Out of the Blue Fools Fest
Friday and Saturday
Out of the Blue Too Art Gallery and More
541 Mass. Ave., Cambridge
$13-$30, all ages, 617-354-5287
Some of the best and brightest in the New England underground rock scene, and some from farther afield—more than 40 in all—will descend upon Out of the Blue Too this weekend. It would almost be unfair to pick highlights with so many good bands—let’s just say this diverse lineup will satisfy all your freak flag-waving needs.
Saturday, 7 p.m.
279 Tremont St., Boston
$8-$20, 18+, 800-745-3000
Pokey LaFarge is the stage name of Andrew Heissler. As a kid, he had just as great an interest in history as he did in music, so it’s not surprising that his Americana music and image are such throwbacks, or that he should have eventually found himself on the nostalgic Jack White’s Third Man Records.

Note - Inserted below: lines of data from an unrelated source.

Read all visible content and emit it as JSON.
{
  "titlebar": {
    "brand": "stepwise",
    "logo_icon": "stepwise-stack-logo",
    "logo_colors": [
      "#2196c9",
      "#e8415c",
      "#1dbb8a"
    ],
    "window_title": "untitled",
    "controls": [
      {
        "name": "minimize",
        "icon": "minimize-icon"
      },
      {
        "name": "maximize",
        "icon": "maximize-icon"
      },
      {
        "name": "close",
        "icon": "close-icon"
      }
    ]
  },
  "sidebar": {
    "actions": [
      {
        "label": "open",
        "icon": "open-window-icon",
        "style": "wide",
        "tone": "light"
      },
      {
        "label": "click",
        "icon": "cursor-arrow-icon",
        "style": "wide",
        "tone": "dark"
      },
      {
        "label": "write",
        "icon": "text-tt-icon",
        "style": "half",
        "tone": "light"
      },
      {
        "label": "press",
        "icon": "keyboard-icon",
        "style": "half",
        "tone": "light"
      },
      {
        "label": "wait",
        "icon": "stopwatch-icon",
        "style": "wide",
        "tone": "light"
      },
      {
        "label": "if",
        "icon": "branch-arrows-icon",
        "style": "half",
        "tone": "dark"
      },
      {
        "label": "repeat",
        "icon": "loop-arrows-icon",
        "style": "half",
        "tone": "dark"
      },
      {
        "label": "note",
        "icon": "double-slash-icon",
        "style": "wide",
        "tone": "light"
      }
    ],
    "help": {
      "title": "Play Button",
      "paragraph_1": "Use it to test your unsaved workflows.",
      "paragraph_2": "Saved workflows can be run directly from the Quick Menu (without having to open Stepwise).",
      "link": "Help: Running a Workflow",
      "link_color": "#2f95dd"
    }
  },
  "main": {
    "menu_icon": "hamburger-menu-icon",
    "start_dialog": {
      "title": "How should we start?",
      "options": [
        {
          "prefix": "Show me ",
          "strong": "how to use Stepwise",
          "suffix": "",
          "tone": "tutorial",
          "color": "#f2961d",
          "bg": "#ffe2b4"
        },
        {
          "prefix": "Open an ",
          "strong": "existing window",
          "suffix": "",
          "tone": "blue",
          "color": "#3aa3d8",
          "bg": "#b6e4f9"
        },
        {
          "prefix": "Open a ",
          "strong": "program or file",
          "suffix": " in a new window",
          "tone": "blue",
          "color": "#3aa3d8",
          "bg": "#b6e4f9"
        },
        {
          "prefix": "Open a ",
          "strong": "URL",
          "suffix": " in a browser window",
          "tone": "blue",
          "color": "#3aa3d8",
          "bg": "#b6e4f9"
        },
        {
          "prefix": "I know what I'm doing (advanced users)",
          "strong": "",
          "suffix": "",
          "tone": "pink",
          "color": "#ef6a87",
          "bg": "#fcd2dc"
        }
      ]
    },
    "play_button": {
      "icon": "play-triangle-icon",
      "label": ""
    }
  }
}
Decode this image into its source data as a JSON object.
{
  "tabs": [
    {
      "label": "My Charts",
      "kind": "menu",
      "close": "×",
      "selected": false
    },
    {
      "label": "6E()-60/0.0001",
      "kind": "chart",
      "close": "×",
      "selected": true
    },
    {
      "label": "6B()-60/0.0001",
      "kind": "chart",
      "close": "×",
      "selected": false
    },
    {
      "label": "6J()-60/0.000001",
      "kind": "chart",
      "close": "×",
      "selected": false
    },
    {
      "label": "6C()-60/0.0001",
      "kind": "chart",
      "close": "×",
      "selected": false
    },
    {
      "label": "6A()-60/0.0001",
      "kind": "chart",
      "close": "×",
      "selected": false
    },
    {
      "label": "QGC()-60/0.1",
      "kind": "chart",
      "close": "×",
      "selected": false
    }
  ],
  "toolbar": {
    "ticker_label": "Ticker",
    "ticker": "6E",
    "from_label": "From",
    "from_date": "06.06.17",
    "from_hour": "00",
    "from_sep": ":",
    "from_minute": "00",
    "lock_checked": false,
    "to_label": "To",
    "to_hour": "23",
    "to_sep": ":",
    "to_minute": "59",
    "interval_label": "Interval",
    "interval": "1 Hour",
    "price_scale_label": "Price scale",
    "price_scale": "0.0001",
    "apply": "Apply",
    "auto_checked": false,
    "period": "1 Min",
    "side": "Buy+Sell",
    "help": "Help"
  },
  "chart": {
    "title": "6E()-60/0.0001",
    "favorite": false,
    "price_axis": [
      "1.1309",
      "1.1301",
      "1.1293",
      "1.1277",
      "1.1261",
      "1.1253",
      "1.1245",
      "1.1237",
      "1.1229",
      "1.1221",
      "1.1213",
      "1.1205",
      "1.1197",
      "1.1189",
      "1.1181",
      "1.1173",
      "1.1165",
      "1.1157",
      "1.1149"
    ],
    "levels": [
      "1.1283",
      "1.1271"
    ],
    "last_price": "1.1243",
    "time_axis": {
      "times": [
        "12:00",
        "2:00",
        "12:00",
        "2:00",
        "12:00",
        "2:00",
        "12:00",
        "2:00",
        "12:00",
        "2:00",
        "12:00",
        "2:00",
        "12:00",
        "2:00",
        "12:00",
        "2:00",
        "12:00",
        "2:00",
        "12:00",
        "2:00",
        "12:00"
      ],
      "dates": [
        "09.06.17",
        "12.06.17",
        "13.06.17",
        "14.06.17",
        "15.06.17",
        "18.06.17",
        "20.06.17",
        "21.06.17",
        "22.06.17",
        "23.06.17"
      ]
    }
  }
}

Second City Touring Company: Hooking Up
Thursday, 7:30 p.m.
The Wilbur Theater
246 Tremont St., Boston
Chicago’s comedy institution Second City has more than its fair share of legends on its list of alumni. Tonight you’ll see some of the best and brightest from their current roster, riffing on that infinite resource for comic material: romance, or whatever there is left of it in the world of Tinder, speed dating and “missed connections.”

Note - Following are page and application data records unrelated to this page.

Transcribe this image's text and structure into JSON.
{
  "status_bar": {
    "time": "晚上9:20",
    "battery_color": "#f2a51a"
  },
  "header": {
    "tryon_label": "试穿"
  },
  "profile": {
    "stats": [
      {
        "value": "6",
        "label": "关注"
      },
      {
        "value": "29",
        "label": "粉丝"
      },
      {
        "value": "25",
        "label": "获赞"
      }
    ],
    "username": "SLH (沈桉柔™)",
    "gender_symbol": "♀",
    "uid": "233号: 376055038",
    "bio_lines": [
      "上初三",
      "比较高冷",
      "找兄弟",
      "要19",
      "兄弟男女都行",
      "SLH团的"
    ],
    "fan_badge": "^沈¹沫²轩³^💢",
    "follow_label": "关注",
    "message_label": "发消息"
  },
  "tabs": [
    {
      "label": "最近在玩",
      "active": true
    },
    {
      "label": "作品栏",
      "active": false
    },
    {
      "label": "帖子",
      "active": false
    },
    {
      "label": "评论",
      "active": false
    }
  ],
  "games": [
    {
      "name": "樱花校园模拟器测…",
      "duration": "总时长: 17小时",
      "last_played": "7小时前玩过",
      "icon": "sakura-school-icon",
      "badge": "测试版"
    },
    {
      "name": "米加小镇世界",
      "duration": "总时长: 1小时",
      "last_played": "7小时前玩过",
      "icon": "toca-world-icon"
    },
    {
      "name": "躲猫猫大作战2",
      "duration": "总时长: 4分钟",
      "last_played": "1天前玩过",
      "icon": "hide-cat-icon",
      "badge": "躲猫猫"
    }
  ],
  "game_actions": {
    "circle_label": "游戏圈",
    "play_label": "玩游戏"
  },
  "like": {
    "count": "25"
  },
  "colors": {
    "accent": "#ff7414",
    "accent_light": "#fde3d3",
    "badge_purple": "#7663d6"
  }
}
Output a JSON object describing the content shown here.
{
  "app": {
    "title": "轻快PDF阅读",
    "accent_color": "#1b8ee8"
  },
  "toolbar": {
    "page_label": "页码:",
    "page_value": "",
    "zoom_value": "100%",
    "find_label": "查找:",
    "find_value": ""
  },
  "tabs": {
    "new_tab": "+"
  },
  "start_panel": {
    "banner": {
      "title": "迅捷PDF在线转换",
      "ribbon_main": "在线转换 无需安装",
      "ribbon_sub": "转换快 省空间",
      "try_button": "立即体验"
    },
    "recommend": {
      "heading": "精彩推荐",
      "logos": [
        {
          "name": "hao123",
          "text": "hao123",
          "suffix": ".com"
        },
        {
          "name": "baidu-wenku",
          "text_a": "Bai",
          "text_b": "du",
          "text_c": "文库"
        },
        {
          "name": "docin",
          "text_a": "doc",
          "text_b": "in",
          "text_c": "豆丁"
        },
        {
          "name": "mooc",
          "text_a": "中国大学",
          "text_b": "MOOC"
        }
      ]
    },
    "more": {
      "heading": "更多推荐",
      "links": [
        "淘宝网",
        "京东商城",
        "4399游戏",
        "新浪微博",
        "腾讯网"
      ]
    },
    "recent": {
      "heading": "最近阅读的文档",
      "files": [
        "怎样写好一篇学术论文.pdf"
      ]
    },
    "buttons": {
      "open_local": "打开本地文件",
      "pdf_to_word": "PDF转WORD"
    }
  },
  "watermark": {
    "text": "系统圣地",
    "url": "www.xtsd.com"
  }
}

One Man Lord of the Rings
Saturday and Sunday
7 Medford St., Arlington
If you’re the guy who created and stars in “One Man Star Wars Trilogy”, you can really only go up, so it makes sense that Charlie Ross chose an even more epic trilogy for his next challenge. Expect a hilariously condensed version of Tolkein’s 1000-plus page epic, with Ross doing everything — sound effects, massive battles and everyone from Gandalf to Gollum.
Rakshasi: an Exploration of the Demoness
Friday and Saturday
Boston University Dance Theater
915 Comm. Ave., Boston
Triveni Ensemble performs Indian classical dance with a narrator, acting out the tale he or she tells. This set of dances tells stories of Rakshasi, Hindu demons who take female form. These beings, banished to earth for their violent, lusty ways, are said to be master shapeshifters, able to fly and vanish at will. Some were depicted drinking blood. Sounds delicious!
An Evening with the Poets of Pizza Pi Press
Saturday, 7 p.m.
Harvard Book Store
1256 Mass Ave., Cambridge
“tiny press. all the lit. lots of art. we operate out of a pizza.” That’s all Pizza Pi Press’ website bio. Their bio on the Harvard Book Store’s site adds that they’re “a local community-oriented press, always trying to amplify the vibrant, urgent, and intersectional.” You’ll hear from four poets here: Laine Hsiang, Melissa Lozada-Oliva, J.R, Mahung and Jonathan Mendoza.
The Moon and the Sledgehammer
Sunday, 7 p.m.
Harvard Film Archive
24 Quincy St., Cambridge
Director Phillip Trevelyan will appear at this screening of his 1971 documentary about an British family, the Pages, who retreated to the woods, motivated by an apocalyptic anxiety about direction of society and its energy-wasting ways, best symbolized for their patriarch by the extravagant expense of the 1969 moon landing. Nonetheless, they weren’t angry, paranoid kooks — Trevelyan also shows their love of life.